One of the most iconic feasts all over Greece is just around the corner! Clean Monday or “Kathari Deytera” in Greek, is the starting point of a 40 day Great Lent period -called Sarakosti- that leads to the Orthodox Easter Sunday.
The period specifically starts off the preceding night through a special service in which forgiveness is granted and a fresh Christian love emerges in each faithful’s heart. Clean Monday also puts an end to the Carnival celebrations that have been in full swing in the preceding three weeks, inviting all Orthodox Christians to leave behind the sinful attitudes.
Due to this notion, the feast is observed with outdoor activities, the consumption of fasting foods, as well as the custom of constructing and flying kites. Young people, children and adults organize excursions to open areas to fill the skies with their kites. Philopappos Hill in Athens is the most popular spot for this very activity.
In other events in the capital, on Saturday the 9th a concert of greek songs will be held at 1:00 pm at Kolonaki Square while a parade with music is going to take place at the same time at the Acropolis metro station. Sunday the 10th emerges as a carnival day for children and families with music, dancing, jugglers, face painting, balloons and more taking place from 11am to 3pm at the Zappeion and the Stavros Niarchos Cultural Center.
As fas as the food is concerned, extreme culinary delights are on the table. Eating meat, eggs and dairy products is traditionally and strictly prohibited and will only happen on Easter Day. Therefore, the tradition revolves around eating elaborate dishes based on seafood, like cuttlefish, octopus and different shellfish, like shrimp and mussels.

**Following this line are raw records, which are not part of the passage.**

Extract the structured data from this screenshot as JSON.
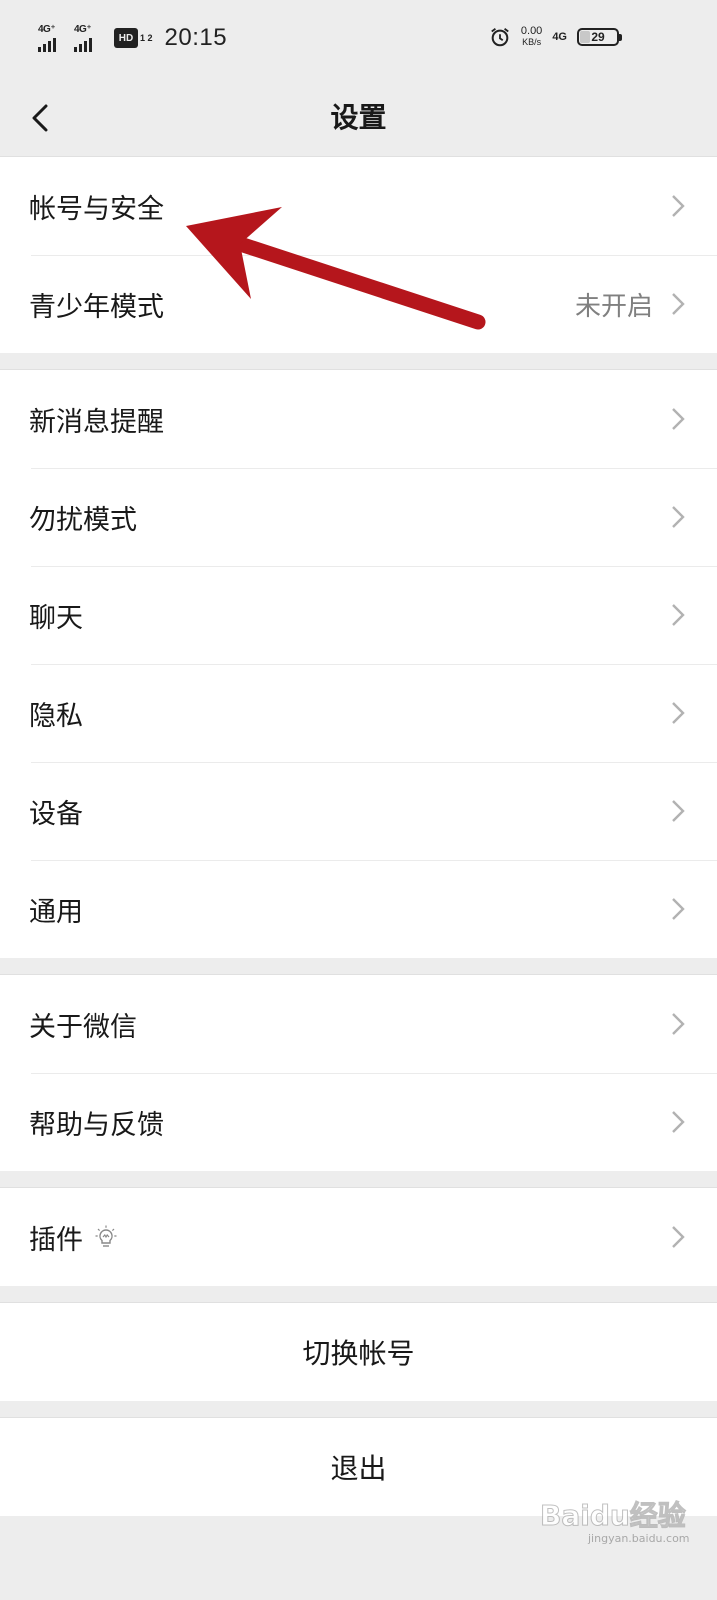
{
  "status_bar": {
    "sim1": "4G⁺",
    "sim2": "4G⁺",
    "hd": "HD",
    "hd_sub": "1 2",
    "time": "20:15",
    "speed_value": "0.00",
    "speed_unit": "KB/s",
    "net": "4G",
    "battery": "29"
  },
  "nav": {
    "title": "设置"
  },
  "groups": [
    [
      {
        "label": "帐号与安全",
        "value": ""
      },
      {
        "label": "青少年模式",
        "value": "未开启"
      }
    ],
    [
      {
        "label": "新消息提醒",
        "value": ""
      },
      {
        "label": "勿扰模式",
        "value": ""
      },
      {
        "label": "聊天",
        "value": ""
      },
      {
        "label": "隐私",
        "value": ""
      },
      {
        "label": "设备",
        "value": ""
      },
      {
        "label": "通用",
        "value": ""
      }
    ],
    [
      {
        "label": "关于微信",
        "value": ""
      },
      {
        "label": "帮助与反馈",
        "value": ""
      }
    ],
    [
      {
        "label": "插件",
        "value": ""
      }
    ]
  ],
  "actions": {
    "switch_account": "切换帐号",
    "logout": "退出"
  },
  "watermark": {
    "brand": "Baidu经验",
    "url": "jingyan.baidu.com"
  },
  "colors": {
    "background": "#ededed",
    "annotation_arrow": "#b5161c",
    "secondary_text": "#808080"
  }
}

Special notice needs to be made in favor of a traditional and highly favorable dip made of the salted and cured roe from carp or cod, mixed with olive oil, lemon juice and bread crumbs, called “taramosalata”, ideal for spreading on the “lagana” a special type of flatbread baked only on that occassion.
Other notable dishes include gigantes plaki (giant oven baked Greek beans with fresh tomatoes), fava dip (pureed chickpeas) and dolmades (rice mix wrapped in vine leaves). As for dessert, a variation of the Arab “halva” is served. It’s made of tahini and sugar, often combined with nuts or chocolate. Halva is eaten right through to Easter.
Cover Photo Credits: Costas Tavernarakis